Morphological changes in Krebs II ascites tumour cells induced by insulin are associated with differences in protein composition and altered amounts of free, cytoskeletal-bound and membrane-bound polysomes

Molecular and Cellular Biochemistry
E K KirkeeideA Vedeler


A three-step sequential detergent/salt extraction procedure was used in order to isolate three distinct subcellular fractions containing free (FP), cytoskeletal-bound (CBP) and membrane-bound polysomes (MBP), respectively, from Krebs II ascites cells (Vedeler et al., Mol Cell Biochem 100: 183-193, 1991). The purpose was to study changes in the distribution of polysomes in these three fractions during long-term incubation with insulin under either stationary conditions or in roller suspension culture. Insulin caused a redistribution of polysomes between FP, CBP and MBP fractions. The hormone appeared to promote an entry of ribosomes into polysomes both in CBP and MBP populations. When cells were grown in stationary culture in the presence of insulin and thus promoted to attach to the substratum and undergo morphological changes, a diversion of ribosomes from CBP into MBP was observed. The level of protein synthesis was apparently very high in this latter fraction since more than 70% of ribosomes were in polysomes. Morphological changes observed following insulin treatment were accompanied by a shift of certain proteins among subcellular fractions (for example actin and p35). The fibronectin content was about 20% higher in attach...Continue Reading

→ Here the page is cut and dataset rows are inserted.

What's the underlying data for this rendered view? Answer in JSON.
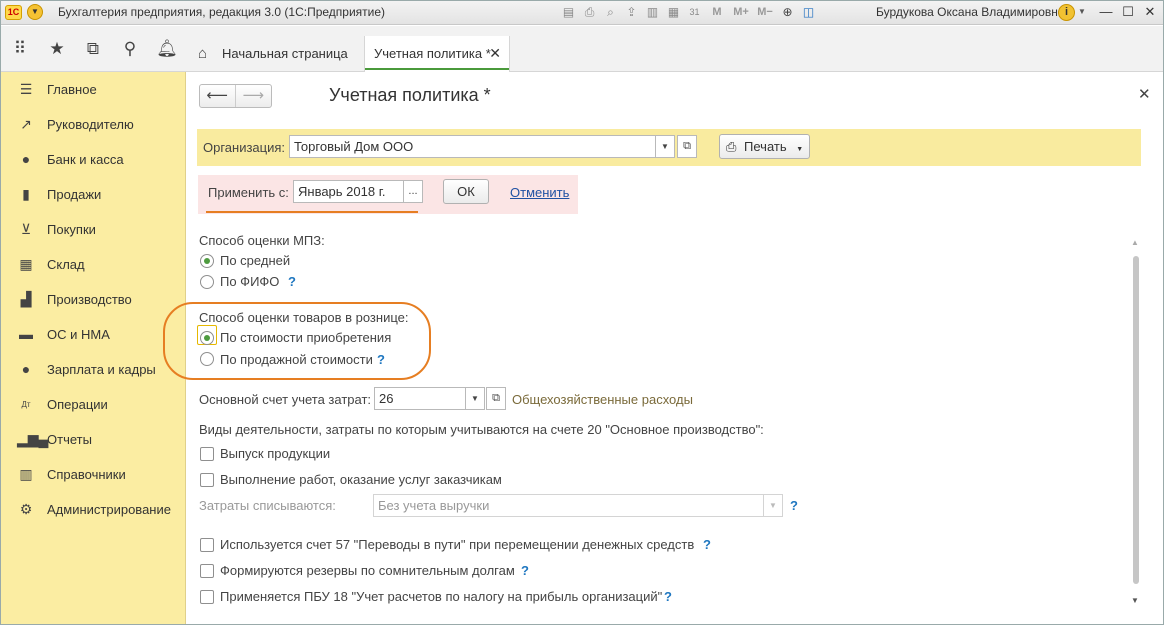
{
  "titlebar": {
    "logo": "1С",
    "title": "Бухгалтерия предприятия, редакция 3.0  (1С:Предприятие)",
    "user": "Бурдукова Оксана Владимировна",
    "mem_buttons": [
      "M",
      "M+",
      "M−"
    ],
    "calendar_day": "31"
  },
  "tabs": {
    "home": "Начальная страница",
    "active": "Учетная политика *"
  },
  "sidebar": {
    "items": [
      {
        "label": "Главное",
        "icon": "menu-lines-icon"
      },
      {
        "label": "Руководителю",
        "icon": "trend-icon"
      },
      {
        "label": "Банк и касса",
        "icon": "ruble-icon"
      },
      {
        "label": "Продажи",
        "icon": "bag-icon"
      },
      {
        "label": "Покупки",
        "icon": "cart-icon"
      },
      {
        "label": "Склад",
        "icon": "warehouse-icon"
      },
      {
        "label": "Производство",
        "icon": "factory-icon"
      },
      {
        "label": "ОС и НМА",
        "icon": "truck-icon"
      },
      {
        "label": "Зарплата и кадры",
        "icon": "person-icon"
      },
      {
        "label": "Операции",
        "icon": "dt-kt-icon"
      },
      {
        "label": "Отчеты",
        "icon": "bar-chart-icon"
      },
      {
        "label": "Справочники",
        "icon": "book-icon"
      },
      {
        "label": "Администрирование",
        "icon": "gear-icon"
      }
    ]
  },
  "form": {
    "title": "Учетная политика *",
    "org_label": "Организация:",
    "org_value": "Торговый Дом ООО",
    "print_label": "Печать",
    "apply_label": "Применить с:",
    "apply_value": "Январь 2018 г.",
    "apply_ellipsis": "...",
    "ok_label": "ОК",
    "cancel_label": "Отменить",
    "mpz_label": "Способ оценки МПЗ:",
    "mpz_options": [
      "По средней",
      "По ФИФО"
    ],
    "mpz_selected": 0,
    "retail_label": "Способ оценки товаров в рознице:",
    "retail_options": [
      "По стоимости приобретения",
      "По продажной стоимости"
    ],
    "retail_selected": 0,
    "cost_account_label": "Основной счет учета затрат:",
    "cost_account_value": "26",
    "cost_account_desc": "Общехозяйственные расходы",
    "activities_label": "Виды деятельности, затраты по которым учитываются на счете 20 \"Основное производство\":",
    "activities": [
      "Выпуск продукции",
      "Выполнение работ, оказание услуг заказчикам"
    ],
    "writeoff_label": "Затраты списываются:",
    "writeoff_value": "Без учета выручки",
    "flags": [
      "Используется счет 57 \"Переводы в пути\" при перемещении денежных средств",
      "Формируются резервы по сомнительным долгам",
      "Применяется ПБУ 18 \"Учет расчетов по налогу на прибыль организаций\""
    ],
    "help_mark": "?"
  },
  "colors": {
    "sidebar_bg": "#fbeda2",
    "accent_green": "#4a9a3b",
    "highlight_orange": "#e67e22",
    "link_blue": "#1f51a3"
  }
}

Feb 1, 1992·The International Journal of Biochemistry·B AlmåsJ Hesketh
Nov 13, 1991·Molecular and Cellular Biochemistry·A VedelerJ Hesketh
Nov 1, 1991·Biochemical Society Transactions·A VedelerJ Hesketh
Jul 1, 1991·The Biochemical Journal·J Hesketh, I F Pryme
Mar 1, 1991·The Biochemical Journal·J HeskethP F Whitelaw
Dec 2, 1990·Cell Differentiation and Development : the Official Journal of the International Society of Developmental Biologists·F J Fogerty, D F Mosher
May 1, 1990·Cell Biology International Reports·I F Pryme, J Hesketh
May 17, 1990·Nature·M J Crumpton, J R Dedman


Jun 1, 1993·The International Journal of Biochemistry·E K KirkeeideA Vedeler
Jul 23, 2014·Physical Biology·Seyed Jamaleddin Mousavi, Mohamed Hamdy Doweidar

Related Concepts

Cell Adhesion
Microtrabecular Lattice
Mice, Inbred BALB C

Related Feeds

Adhesion Molecules in Health and Disease

Cell adhesion molecules are a subset of cell adhesion proteins located on the cell surface involved in binding with other cells or with the extracellular matrix in the process called cell adhesion. In essence, cell adhesion molecules help cells stick to each other and to their surroundings. Cell adhesion is a crucial component in maintaining tissue structure and function. Discover the latest research on adhesion molecule and their role in health and disease here.